Obviously, these proposed flood insurance hikes pose a great threat to the Florida housing market, which has been experiencing a period of tentative recovery recently. A development of this magnitude could send potential home buyers running for the hills, leaving lowered property values and frustrated sellers.

For this reason, we are hoping that Florida’s congressional delegation will take the steps necessary to stop these devastating premium increases, or at least slow them down long enough for their detrimental impact to become clear. The time for planning and talk has ended, and the time for action is now.

Given the tense climate in Washington right now, as well as the contention between coastal and inland states, it will take a tremendous effort to convince Congress to change their plans for coastal states like New York, New Jersey, Florida, or even any inland states that have high flood risks.

The Biggert-Waters Flood Insurance Reform Act

The Biggert-Waters Flood Insurance Reform Act was passed last year in an attempt to balance out the $24 billion deficit in the flood insurance program. These alterations are designed to do away with longstanding federal subsidies and have homeowners pay more to live in areas that are prone to flooding.

Lawmakers wanted to increase revenues and balance the deficit, so they chose to cap the premium hikes at 25 percent, believing this to be reasonable. This was an unfortunate miscalculation on their part. “Agents are bringing in examples of properties on the coast that have been insured for $3,000, but the real at-risk-rate is $12,000,” explained Jeff Grady, president of the Florida Association of Insurance Agents. “And that’s just the foundation.”
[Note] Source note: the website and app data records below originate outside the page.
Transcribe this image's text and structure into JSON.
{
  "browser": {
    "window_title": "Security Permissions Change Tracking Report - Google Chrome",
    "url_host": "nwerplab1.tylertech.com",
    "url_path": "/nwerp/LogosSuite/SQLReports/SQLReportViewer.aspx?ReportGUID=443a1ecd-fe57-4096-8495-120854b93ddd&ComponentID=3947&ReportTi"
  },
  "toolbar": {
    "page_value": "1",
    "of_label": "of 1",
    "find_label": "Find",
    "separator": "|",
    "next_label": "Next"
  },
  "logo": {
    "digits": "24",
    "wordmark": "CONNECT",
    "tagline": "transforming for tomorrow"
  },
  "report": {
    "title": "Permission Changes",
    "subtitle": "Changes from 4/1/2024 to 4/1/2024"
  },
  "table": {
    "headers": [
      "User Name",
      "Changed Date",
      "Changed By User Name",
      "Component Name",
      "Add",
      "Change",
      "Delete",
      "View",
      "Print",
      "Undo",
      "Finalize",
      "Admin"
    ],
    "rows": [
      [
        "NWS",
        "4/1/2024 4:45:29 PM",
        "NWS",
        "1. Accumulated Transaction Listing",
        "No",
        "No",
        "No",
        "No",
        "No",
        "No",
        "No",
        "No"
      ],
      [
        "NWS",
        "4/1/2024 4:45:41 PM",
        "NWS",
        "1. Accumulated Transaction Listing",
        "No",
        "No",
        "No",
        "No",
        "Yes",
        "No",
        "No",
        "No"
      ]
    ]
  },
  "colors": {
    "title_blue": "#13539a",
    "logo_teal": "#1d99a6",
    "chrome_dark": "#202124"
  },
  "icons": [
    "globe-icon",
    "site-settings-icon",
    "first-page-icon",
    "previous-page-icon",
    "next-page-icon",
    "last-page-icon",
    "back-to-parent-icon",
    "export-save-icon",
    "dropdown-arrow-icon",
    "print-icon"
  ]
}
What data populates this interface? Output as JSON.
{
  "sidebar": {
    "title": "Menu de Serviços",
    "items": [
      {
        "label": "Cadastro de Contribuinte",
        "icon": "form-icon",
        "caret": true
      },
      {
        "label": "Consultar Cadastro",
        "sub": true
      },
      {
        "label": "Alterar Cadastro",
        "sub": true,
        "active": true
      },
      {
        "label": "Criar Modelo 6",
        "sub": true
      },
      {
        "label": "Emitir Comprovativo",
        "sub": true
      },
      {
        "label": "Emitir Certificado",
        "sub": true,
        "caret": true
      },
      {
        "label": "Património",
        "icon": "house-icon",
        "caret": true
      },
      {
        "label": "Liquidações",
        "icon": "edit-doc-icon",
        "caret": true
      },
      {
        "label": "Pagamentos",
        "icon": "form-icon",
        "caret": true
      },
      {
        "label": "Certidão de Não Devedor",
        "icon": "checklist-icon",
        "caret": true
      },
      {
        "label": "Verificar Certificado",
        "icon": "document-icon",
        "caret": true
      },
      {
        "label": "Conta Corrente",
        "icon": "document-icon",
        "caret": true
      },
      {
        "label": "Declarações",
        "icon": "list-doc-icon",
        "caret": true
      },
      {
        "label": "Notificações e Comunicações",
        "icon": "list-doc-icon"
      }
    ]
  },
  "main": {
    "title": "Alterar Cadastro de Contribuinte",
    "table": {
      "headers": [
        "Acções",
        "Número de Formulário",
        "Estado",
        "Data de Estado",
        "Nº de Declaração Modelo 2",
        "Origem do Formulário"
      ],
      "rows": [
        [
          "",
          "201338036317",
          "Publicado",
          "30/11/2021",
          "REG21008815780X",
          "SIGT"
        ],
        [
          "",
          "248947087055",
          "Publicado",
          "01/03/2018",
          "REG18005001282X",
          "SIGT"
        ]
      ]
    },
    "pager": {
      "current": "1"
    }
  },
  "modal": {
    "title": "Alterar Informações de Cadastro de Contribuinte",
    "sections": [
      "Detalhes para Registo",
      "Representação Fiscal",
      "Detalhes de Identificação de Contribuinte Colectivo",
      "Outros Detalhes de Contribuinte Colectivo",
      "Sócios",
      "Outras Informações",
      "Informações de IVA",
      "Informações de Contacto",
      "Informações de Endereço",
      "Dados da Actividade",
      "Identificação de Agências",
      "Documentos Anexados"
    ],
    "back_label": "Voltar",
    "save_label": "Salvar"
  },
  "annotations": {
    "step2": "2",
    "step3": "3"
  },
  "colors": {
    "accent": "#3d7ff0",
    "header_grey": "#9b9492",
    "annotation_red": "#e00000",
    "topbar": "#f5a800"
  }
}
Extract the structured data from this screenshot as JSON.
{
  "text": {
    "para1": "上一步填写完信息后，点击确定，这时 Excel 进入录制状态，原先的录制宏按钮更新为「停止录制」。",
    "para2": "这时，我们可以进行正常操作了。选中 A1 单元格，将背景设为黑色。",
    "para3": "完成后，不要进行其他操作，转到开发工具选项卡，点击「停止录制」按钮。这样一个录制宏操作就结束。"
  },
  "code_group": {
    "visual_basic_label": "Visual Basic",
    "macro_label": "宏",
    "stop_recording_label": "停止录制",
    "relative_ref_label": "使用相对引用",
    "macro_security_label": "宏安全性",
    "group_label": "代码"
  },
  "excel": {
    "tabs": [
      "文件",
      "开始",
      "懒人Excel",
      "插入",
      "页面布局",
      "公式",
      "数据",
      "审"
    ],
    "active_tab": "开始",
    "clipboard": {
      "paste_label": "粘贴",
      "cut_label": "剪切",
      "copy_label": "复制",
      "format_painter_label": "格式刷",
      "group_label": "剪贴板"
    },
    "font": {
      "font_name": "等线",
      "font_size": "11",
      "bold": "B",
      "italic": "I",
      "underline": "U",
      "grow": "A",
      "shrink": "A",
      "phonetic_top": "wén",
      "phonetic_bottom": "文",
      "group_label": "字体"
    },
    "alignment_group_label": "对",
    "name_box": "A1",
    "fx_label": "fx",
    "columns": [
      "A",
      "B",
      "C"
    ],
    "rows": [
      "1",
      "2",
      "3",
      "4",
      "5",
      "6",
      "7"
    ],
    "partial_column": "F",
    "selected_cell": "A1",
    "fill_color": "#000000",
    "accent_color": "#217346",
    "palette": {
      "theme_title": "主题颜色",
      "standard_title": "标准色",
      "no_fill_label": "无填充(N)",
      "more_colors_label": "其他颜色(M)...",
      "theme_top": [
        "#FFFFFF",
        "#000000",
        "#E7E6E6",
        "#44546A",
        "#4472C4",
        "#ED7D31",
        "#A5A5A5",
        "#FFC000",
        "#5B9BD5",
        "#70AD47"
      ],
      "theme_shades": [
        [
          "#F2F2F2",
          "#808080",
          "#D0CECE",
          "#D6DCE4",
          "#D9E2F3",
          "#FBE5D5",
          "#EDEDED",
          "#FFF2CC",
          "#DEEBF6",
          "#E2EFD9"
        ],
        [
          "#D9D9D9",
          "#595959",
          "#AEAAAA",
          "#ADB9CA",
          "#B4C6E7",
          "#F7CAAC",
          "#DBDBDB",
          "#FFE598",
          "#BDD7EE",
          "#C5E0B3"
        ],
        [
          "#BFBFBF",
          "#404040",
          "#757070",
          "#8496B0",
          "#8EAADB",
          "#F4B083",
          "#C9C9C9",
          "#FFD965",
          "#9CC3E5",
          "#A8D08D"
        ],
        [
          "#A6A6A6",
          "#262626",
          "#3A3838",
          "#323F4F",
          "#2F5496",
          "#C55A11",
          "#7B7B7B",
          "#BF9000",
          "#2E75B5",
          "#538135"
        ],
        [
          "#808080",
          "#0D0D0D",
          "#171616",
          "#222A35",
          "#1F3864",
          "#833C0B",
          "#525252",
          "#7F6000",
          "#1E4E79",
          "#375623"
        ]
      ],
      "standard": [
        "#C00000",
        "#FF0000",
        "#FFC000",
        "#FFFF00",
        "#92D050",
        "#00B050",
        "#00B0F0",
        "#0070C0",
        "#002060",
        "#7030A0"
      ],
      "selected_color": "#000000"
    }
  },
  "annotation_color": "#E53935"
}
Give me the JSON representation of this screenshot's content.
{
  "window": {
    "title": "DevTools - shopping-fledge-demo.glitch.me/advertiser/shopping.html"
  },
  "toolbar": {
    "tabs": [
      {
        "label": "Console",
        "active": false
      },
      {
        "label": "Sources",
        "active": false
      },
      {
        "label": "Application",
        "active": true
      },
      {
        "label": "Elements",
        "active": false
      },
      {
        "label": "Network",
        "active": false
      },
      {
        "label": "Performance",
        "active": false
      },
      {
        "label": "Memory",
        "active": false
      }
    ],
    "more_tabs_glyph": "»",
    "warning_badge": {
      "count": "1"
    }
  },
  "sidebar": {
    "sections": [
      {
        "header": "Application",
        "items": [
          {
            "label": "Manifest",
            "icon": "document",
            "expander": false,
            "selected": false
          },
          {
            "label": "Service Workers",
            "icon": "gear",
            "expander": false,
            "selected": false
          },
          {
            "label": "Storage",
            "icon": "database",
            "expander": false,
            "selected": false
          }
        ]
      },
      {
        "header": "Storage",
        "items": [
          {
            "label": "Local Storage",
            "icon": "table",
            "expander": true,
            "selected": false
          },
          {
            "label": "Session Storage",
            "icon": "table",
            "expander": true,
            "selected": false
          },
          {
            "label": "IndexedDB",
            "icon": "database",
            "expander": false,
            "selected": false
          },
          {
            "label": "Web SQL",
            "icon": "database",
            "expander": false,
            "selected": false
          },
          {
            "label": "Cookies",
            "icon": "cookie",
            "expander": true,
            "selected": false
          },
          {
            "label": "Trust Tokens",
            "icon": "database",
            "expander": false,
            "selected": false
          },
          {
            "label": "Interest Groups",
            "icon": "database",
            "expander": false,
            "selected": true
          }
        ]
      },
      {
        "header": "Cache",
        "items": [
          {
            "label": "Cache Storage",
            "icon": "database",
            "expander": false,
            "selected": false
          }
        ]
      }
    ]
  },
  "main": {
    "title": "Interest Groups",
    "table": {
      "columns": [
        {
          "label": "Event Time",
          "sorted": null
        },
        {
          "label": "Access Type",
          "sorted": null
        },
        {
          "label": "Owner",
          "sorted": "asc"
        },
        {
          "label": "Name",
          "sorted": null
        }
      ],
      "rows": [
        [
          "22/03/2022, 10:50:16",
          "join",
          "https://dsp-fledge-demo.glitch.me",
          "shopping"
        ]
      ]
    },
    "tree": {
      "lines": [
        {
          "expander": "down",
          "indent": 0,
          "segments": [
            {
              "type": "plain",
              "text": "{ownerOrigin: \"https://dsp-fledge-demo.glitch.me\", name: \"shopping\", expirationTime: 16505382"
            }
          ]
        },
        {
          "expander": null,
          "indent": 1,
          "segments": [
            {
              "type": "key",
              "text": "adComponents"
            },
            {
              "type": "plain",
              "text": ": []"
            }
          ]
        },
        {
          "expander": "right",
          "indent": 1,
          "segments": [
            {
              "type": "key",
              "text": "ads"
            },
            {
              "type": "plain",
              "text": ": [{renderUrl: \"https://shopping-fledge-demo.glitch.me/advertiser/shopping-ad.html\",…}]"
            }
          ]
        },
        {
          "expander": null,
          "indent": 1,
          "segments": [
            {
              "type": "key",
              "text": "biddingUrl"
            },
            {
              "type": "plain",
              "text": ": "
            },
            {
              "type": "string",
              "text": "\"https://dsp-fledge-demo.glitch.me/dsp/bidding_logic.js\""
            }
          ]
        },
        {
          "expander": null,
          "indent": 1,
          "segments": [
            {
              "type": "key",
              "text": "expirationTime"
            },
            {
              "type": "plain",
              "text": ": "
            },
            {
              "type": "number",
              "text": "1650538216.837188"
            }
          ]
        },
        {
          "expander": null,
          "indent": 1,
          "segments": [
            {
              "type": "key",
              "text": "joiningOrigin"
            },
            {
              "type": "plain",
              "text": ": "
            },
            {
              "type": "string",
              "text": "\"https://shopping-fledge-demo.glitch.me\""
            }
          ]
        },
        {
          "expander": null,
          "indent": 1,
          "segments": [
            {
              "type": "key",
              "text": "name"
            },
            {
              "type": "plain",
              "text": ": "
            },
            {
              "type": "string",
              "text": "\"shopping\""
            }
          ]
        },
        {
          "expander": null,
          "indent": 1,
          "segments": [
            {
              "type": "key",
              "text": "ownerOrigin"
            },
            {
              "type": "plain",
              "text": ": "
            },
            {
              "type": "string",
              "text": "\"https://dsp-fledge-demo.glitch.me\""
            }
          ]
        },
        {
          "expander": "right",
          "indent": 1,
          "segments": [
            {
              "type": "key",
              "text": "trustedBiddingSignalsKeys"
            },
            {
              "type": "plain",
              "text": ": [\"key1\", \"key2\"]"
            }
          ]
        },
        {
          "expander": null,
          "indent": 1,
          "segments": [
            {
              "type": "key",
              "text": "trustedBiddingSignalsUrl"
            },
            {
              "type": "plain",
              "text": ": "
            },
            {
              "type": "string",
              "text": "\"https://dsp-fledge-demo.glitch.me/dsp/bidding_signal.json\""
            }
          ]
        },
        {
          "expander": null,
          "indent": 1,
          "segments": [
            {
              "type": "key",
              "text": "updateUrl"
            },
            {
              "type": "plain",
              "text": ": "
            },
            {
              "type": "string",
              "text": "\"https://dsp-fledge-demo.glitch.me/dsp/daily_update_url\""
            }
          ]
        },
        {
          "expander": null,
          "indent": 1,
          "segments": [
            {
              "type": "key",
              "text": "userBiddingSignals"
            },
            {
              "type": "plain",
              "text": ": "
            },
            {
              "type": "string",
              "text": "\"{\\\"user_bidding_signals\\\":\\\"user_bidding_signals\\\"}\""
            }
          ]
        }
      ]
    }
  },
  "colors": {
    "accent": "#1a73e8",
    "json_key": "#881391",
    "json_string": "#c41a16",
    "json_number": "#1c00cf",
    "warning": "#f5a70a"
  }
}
According to the Federal Emergency Management Agency , Florida holds more than 25 percent of the country’s 1.2 million flood insurance policies at this time. The economy here in Florida is reliant on a healthy housing market. These increased flood insurance premiums threaten to disrupt an already fragile ecosystem.

Voices in Opposition to this Flood Insurance Hike

The acting director of FEMA, Craig Fugate, agrees that increased premiums should not stand. In a recent report to a Senate committee, he explained how unfair these rate hikes will be for middle-class families that own homes in these flood-risk zones. This could be an unrecoverable blow for people who probably have never dealt with any flood damage, despite having lived in these areas for decades.

Fugate is quite familiar with Florida, having directed the state’s Emergency Management Division following the aftermath of four devastating hurricanes that hit in 2005. He is well aware of the improved building codes which have ensured Florida homes are now much more resilient against storm damage. Hopefully, his voice will lend some extra persuasion in the state’s efforts to battle these federal flood insurance hikes.